Real leaders walk towards the flame – helping people to see other perspectives

I was recently working with a coaching client who, as a relatively new leader, was finding himself in meetings that had a familiar pattern to them. These meetings would typically be characterised by someone expressing an opinion or view on a certain topic, then another party would disagree and present a counter-view. This would go on for a few cycles with no real progress or decisions being made. Worst still the conversation would result in some bruised relationships. My coaching client was struggling to think about how he might play a role in such situations to get a more effective outcome.

Unfortunately, this is not an unusual or unique situation. This is a scene that plays out in meeting rooms across offices everywhere. Some might even describe this as merely ‘healthy debate’ – the intellectual challenging of ideas. However, this is rarely so when people have no intention of being open to other perspectives – rather it is a ‘dig your heels in, fight to the end’ debate with a winner and a loser.

In such situations, particularly when you are not the ‘authorised leader’ in the room, many ‘bystanders’ will simply just want to avoid the discomfort either through not participating in the discourseI don’t want to rock the boat, It’s not my problem, they’ll work it out – or by attempting to close the conversation downcan we move on and take this off-line, let’s defer this for another meeting.

Real leaders, however, will walk to the flame and embrace the discomfort. This is what my coaching client wanted to do – he wanted to ‘step up to the plate’ but wasn’t quite sure how to do it. My client was at least asking himself a key question (and a very powerful question): How can I help this conversation along? This was not about him, it was about how he could help a group of people to have a better conversation. An admirable intention for a real leader. He was, however, just unsure about what this might look like in the moment (with the attendant ‘heat’ in the room).

So, what does walking to the flame look like? Well, firstly there is the mindset you’ll need to hold. The key elements are:

  1. Think ‘facilitator’ – your role in this situation is not to offer more content or provide direction, your job is to help others to have a more effective conversation;
  2. Be curious – by genuinely wanting to understand the perspectives of others you will aid a sharing and understanding of perspectives for all participants; and
  3. Have unconditional positive regard for others – hold the assumption that everyone has something of value to offer and not judging them. You can help them to express their insight and value.With this mindset you can actively work with the concept of helping people to understand the attributions they are making – the interpretations people are applying to facts or data that form the basis of an opinion or a view on a certain topic. This is best understood by reference to the tool known as the ladder of inference, a simple version of which is presented below:

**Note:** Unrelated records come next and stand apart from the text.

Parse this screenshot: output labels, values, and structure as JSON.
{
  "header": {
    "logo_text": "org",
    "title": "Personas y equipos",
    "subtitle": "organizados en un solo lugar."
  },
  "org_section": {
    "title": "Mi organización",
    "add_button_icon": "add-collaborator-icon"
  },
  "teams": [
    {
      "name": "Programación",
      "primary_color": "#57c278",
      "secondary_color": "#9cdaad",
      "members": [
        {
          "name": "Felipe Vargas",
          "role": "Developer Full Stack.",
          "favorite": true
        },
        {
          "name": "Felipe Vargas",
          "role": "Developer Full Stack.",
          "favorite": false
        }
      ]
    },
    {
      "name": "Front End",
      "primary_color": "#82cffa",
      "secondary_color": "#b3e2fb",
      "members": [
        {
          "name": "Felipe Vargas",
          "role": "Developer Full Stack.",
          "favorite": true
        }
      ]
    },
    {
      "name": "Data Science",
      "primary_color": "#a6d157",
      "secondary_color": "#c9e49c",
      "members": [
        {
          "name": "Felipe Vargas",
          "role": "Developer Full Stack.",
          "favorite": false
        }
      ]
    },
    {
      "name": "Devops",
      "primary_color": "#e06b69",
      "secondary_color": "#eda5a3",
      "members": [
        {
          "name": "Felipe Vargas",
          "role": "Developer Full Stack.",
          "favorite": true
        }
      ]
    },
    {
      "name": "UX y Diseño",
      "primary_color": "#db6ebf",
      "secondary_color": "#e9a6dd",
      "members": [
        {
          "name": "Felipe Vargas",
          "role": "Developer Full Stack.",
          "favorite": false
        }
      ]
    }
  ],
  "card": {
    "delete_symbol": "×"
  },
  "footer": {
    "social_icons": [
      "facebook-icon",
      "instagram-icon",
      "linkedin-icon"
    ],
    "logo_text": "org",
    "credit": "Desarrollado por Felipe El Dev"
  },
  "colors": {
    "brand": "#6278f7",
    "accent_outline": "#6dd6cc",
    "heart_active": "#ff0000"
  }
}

So, with the above mindset and the ladder of inference framework in mind, walking to the flame in practical terms means (once people have expressed an opinion or view) asking questions such as:

  • Can you tell me a bit more about that?
  • How have you reached this view?
  • On what basis have you come to this conclusion?
  • Let’s get the facts on the table – what do we know?
  • What are all the possible interpretations of this data?
  • How might stakeholder X interpret this data – how might it seem to them?
  • How can we check out what is most likely to be true?

These types of questions are merely intended to keep the possibilities open long enough to generate deeper shared understanding before accepting someone’s view of the world as fact and enable a more productive conversation.

Walking to the flame is the act of a real leader.

So, how did it end up for my coaching client? He experimented with this approach and witnessed a fundamental shift in the conversation resulting from his intervention. ‘Empowering’ is how he described it.

Do you have the courage to walk to the flame and be a real leader?